You can probably tell exactly where my mind is focused based on this week’s posts. The Portland Marathon is in just a week and a half, although I’m not psyching myself out about the race yet. Throughout this training cycle, I’ve adopted the mentality of taking training just one day at a time and sometimes even just one mile at a time. I still have a 10-mile marathon pace run (plus warm up and cool down) for today and several mid-distance runs until the race, so I’m just taking those each as they come. So far, this strategy has worked well for me: I don’t get anxious about workouts days in advance and I don’t stress about whether or not I’m going to hit paces or complete the run as much, and that mental approach has benefited my workouts significantly compared to my last training cycle.
Today I want to talk about pre-race goal assessment. Whether you are running a 5K or an ultramarathon, your first race or your 50th, most runners set goals for their races. These goals are usually established at the start of training. However, every runner can benefit from pre-race goal assessment to ensure the highest probability for success on race day.
What Your Training Indicates
One of the sagest pieces of advice for all levels of runners is to trust your training. If you’re following a reputable training plan (such as Hidgon, Hansons, Pfitzinger, Runner’s World, etc) or working with a certified running coach, your training place will provide you with all the workouts needed so that you possess the speed and endurance to complete your chosen distance. Trusting your training also applies to goal setting: your times in training don’t lie.
Including goal pace workouts to your training provides an honest assessment of your current race-specific fitness. If you struggle each and every time to hit the pace, your goal may be too fast. On the other hand, if you fly through these workouts, you are easily on track to achieve your goal and possibly even surpass it on race day. Your race-specific workouts (long runs for half and full marathoners, shorter repeats for 10K and 5K runners) will give you the best indication of what you can achieve on race day.
Mental State and External Stress
It’s not just your physical fitness that determines your finish time; your mental state directly impacts how you run.
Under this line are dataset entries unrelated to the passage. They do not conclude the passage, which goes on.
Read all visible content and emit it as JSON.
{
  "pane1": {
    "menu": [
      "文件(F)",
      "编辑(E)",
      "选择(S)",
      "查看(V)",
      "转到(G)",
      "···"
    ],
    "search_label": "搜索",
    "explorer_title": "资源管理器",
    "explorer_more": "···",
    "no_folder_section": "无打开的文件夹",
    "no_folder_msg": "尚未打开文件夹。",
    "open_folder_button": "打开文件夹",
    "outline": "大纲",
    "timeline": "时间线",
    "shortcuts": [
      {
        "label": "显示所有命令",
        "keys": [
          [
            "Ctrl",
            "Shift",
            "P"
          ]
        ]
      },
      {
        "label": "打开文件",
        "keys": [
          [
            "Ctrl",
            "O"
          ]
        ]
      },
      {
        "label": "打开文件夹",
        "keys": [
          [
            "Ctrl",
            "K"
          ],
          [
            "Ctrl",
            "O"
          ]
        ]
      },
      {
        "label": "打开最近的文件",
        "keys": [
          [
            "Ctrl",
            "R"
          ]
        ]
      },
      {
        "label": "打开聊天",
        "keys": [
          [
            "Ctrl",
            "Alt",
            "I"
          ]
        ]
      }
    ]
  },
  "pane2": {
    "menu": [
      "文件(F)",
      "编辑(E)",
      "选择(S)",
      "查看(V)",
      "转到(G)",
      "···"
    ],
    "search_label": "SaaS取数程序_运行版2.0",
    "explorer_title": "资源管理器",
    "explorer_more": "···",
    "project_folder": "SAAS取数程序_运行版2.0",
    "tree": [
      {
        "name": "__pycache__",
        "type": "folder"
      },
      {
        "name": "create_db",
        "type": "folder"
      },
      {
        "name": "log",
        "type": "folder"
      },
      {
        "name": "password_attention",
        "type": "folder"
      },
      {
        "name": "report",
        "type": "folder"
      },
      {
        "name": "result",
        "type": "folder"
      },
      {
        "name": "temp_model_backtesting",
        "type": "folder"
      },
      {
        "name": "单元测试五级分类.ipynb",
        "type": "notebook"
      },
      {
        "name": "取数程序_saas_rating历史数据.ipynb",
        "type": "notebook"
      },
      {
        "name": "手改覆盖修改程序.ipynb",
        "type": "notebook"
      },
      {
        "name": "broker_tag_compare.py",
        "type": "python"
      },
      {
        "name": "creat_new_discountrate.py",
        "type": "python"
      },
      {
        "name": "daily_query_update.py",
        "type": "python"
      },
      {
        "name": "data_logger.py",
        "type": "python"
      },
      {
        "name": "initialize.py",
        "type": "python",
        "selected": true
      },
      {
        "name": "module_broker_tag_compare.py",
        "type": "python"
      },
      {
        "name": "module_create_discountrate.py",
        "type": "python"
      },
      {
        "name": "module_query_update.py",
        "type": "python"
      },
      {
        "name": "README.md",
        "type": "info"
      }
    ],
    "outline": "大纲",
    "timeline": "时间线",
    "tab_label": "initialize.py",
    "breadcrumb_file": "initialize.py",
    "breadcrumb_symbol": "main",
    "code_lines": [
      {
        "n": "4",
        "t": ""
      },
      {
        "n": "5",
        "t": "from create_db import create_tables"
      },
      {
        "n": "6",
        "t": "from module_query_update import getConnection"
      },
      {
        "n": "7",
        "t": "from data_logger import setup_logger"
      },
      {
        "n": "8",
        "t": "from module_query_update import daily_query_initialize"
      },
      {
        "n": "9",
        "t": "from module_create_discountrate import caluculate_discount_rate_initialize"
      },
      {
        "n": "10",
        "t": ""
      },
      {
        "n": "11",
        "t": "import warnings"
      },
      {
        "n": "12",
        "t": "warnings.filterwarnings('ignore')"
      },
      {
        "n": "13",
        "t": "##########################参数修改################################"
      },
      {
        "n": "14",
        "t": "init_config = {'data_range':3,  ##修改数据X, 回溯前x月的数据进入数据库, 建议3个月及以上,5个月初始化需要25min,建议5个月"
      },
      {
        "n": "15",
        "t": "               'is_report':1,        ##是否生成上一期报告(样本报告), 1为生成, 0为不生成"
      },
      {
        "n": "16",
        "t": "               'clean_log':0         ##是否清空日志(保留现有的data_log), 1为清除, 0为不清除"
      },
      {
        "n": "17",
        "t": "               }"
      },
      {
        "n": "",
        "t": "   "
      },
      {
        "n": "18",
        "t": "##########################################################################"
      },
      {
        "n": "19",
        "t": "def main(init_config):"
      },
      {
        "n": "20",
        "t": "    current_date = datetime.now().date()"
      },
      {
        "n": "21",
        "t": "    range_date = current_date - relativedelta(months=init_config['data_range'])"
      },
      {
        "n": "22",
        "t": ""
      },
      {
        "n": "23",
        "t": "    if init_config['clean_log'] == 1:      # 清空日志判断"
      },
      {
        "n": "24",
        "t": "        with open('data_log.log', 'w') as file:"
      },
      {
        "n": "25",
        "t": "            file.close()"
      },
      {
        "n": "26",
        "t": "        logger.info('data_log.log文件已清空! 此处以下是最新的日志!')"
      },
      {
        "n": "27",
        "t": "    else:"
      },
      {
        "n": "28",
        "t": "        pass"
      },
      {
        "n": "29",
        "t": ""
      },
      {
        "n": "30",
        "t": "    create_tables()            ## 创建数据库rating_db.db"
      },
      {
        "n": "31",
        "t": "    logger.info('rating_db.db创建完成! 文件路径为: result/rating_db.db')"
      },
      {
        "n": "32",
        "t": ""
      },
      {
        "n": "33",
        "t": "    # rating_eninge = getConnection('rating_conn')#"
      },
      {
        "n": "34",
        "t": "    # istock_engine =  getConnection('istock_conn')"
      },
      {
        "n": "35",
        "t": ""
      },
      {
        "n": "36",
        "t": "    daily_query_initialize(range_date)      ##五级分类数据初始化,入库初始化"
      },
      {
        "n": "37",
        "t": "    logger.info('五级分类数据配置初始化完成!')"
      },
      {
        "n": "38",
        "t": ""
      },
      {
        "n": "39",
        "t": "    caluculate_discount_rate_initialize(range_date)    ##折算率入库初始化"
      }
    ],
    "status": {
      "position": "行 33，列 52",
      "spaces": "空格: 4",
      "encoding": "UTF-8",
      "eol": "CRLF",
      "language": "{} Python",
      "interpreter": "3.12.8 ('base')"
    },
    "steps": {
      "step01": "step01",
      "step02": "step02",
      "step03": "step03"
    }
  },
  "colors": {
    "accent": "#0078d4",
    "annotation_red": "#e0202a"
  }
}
If you’re exhausted from a busy semester at school or a demanding project at work or if you’ve recently endured a death in the family or a break-up, you may want to adjust your goals so you don’t add additional stress to your life by worrying about a specific finish time. Let running be your stress release and not a stressor.
Your confidence it yourself directly influences how well you perform on race day. There’s a reason that many coaches focus heavily on mental training and sports psychology. If self-doubt has plagued you throughout training, you want to factor that into your pre-race goal assessment at well. You want to truly believe in yourself if you are chasing a big goal. This doesn’t mean you should foster delusions of grandeur into pursuing a goal above your abilities; it means you must possess the faith in your ability to push yourself to your very limits and achieve challenging goals.
You can be in prime shape to smash your marathon PR, but the weather can prevent you from doing so. Think of the 2014 New York City Marathon or the 2015 Boston Marathon and how those conditions affected even the elite runners. High winds, heavy rain, and hot temperatures all increase the energy demands of running, which make it harder to sustain the same pace. If your race day forecast predicts inclement weathers, considering reassessing your goals or planning to run by effort instead of pace.
Granted, the weather is not the be-all, end-all in determining your finish time. If you’ve trained in similar conditions, you are better adapted to running in the wind, humidity, or rain. A strong mental game and good pacing strategy can also set you up for success despite the weather. In my first half marathon, it was freezing cold (literally, I think it was 30 degrees at the start) and the brutal Lake Michigan winds raged a headwind for the last 5 miles of the race. Still, I managed to surpass my goal my 3 minutes and run a strong 1:46 for my first half marathon. I was used to running in those winds, so it was simply mind of matter!
Injuries and Overall Health
First off, if you are injured, experiencing pain, or sick, please do not run a race! Your overall health is more important than any race. If you’re experiencing minor injuries, or what many of us runners like to call “niggles,” you may still be able to run your race, but you may want to reassess your goals so that you don’t transform that niggle into an injury that will sideline you for months. Amanda at Run to the Finish has a useful post about how to decide if you DNS (do not start), DNF (do not finish), or push through on race day.
Issues such as excessive fatigue, digestive issues, or symptoms of overtraining are also something to consider as you conduct a pre-race goal assessment. Again, you don’t want to risk your overall health just to reach a time goal; it’s a sign of stronger character to wisely weigh your risks than to push yourself recklessly.
By examining all of these factors in the few days before a race, you can set smart goals for your race that will set you up for both short-term and long-term success and an enjoyable race experience. That should be our biggest goal, after all—to enjoy the fruits of our training!
Questions of the Day:
When do you set your goals for a race?
How much does the weather impact your race day performance?